Both no brainers that would sell immediately at their 1.4m AMV (and will not be sold at auction if the only bids are at AMV - stupidly of the Dublin auction system).

Still nothing with an AMV above 1.5m (something that I think did not happen in a Dublin selling season, even during the GFC, although I am not fully sure re 2009).


#55

Scores on the doors for SoCoDu higher-end auctions (c 1m and above) so far in 2016:

  1. FAIL White Lodge (a.k.a. Marylands) 9 Eglinton Park, Dun Laoghaire for AMV 1.35m - no bids, now PT for 1.485m.
    thepropertypin.com/viewtopic.php?f=10&t=66075

  2. SOLD 63 Dartmouth Square for AMV 1.40m - a crazy low AMV (designed to pull them in), which sold at “true” M.V.
    thepropertypin.com/viewtopic.php?f=10&t=65964

  3. FAIL 66 Claremont Road, Sandymount, Dublin 4 - AMV 900k - withdrawn.
    thepropertypin.com/viewtopic.php?f=23&t=21009

  4. FAIL 119 Anglesea Road, Ballsbridge, Dublin 4 - AMV 1.1m - one bid at 1m (was sold later).
    thepropertypin.com/viewtopic.php?f=10&t=66128

  5. FAIL Wilton Lodge. 24 Sydney Avenue, Blackrock, Co. Dublin - AMV 1.45m - not sold, now PT for 1.45m
    thepropertypin.com/viewtopic.php?f=10&t=66064&p=881242

  6. FAIL Kilmashogue House, Kilmashogue Lane, Rathfarnham, Co. Dublin - AMV 900k, not sold, now PT for 895k
    thepropertypin.com/viewtopic.php?f=10&t=66165


#56

Next up:

Rockingham Cottage, Nerano Road, Dalkey, Co. Dublin, A96 EK16
Guide €950,000 - 4 bedrooms (200.02 sq.m)
lisney.com/sale/house-for-s … alkey/4626

Love this. Pity about no off-street parking, will turn a lot of people off. Just a few doors up from Khyber Lodge, which coincidentally appears to have not sold at its November 2014 auction (being flipped by its neighbours who bought it earlier that year, hived off the garden and wanted a free garden and their money back) as it didn’t reappear in the PPR. Auction brochure: sherryfitz.ie/files/Reapit/D … 001617.pdf

Rockingham is going to swallow €400k+ before you even consider extending, but will be a gorgeous house with a great garden.

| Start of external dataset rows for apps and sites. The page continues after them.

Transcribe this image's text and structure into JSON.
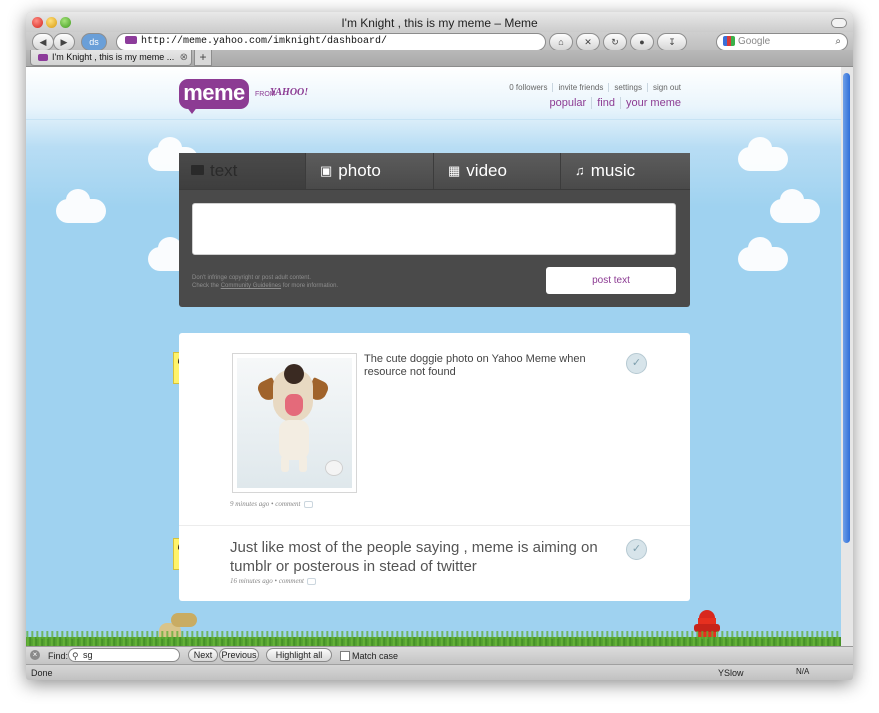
{
  "browser": {
    "window_title": "I'm Knight , this is my meme – Meme",
    "url": "http://meme.yahoo.com/imknight/dashboard/",
    "search_placeholder": "Google",
    "tab_title": "I'm Knight , this is my meme ...",
    "status_text": "Done",
    "yslow_label": "YSlow",
    "na_label": "N/A"
  },
  "findbar": {
    "label": "Find:",
    "query": "sg",
    "next_label": "Next",
    "previous_label": "Previous",
    "highlight_label": "Highlight all",
    "match_case_label": "Match case"
  },
  "site": {
    "logo_text": "meme",
    "from_text": "FROM",
    "yahoo_text": "YAHOO!",
    "top_links": [
      "0 followers",
      "invite friends",
      "settings",
      "sign out"
    ],
    "main_links": [
      "popular",
      "find",
      "your meme"
    ]
  },
  "composer": {
    "tabs": [
      {
        "label": "text",
        "icon": "speech-bubble-icon"
      },
      {
        "label": "photo",
        "icon": "camera-icon"
      },
      {
        "label": "video",
        "icon": "film-icon"
      },
      {
        "label": "music",
        "icon": "music-note-icon"
      }
    ],
    "active_tab": "text",
    "disclaimer_line1": "Don't infringe copyright or post adult content.",
    "disclaimer_check": "Check the",
    "disclaimer_link": "Community Guidelines",
    "disclaimer_tail": "for more information.",
    "post_button": "post text"
  },
  "posts": [
    {
      "text": "The cute doggie photo on Yahoo Meme when resource not found",
      "time": "9 minutes ago",
      "comment_label": "comment",
      "has_photo": true
    },
    {
      "text": "Just like most of the people saying , meme is aiming on tumblr or posterous in stead of twitter",
      "time": "16 minutes ago",
      "comment_label": "comment",
      "has_photo": false
    }
  ],
  "colors": {
    "brand": "#8c3b93",
    "sky": "#9fd2f0",
    "composer_bg": "#4a4a4a"
  }
}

Prices in Dalkey have been getting frothier. The 2,131sqft Octagon is sale agreed at at least €1m according to the most recent update on the pin about it (and it sold quickly too in spite of its right of way issues and weird location). Dubay on Knocknacree Road sold for €2.2m. Even The Breakers, a fisherman’s cottage on Coliemore Road sold for €770k (€963/sqft).

Let’s see how the auction goes. 8DD


#57

What’s the incentive to sell by public auction these days? I suppose it makes sense for difficult to shift stuff (a lot of the allsop auctions) or people who are in a serious hurry, but I don’t really see why people do it for the high end.


#58

AMV €600,000 - 78.04sqm
24 Fitzwilliam Lane, South City Centre, Dublin 2
myhome.ie/residential/broch … age=&view=
Good sized site for a mews house in this part of the world. Will well exceed AMV easily if recent mews sales are anything to go by, irrespective of its small square footage.


#59

Isn’t Fitzwilliam Lane one of Mantissa’s favourite ‘noctural’ hangouts ?


#60

Come on guys, this thread is for “high-end” Dublin auctions?
I know things have gotten so bad in high-end Dublin auctions, that even 900k AMV features, but 600k?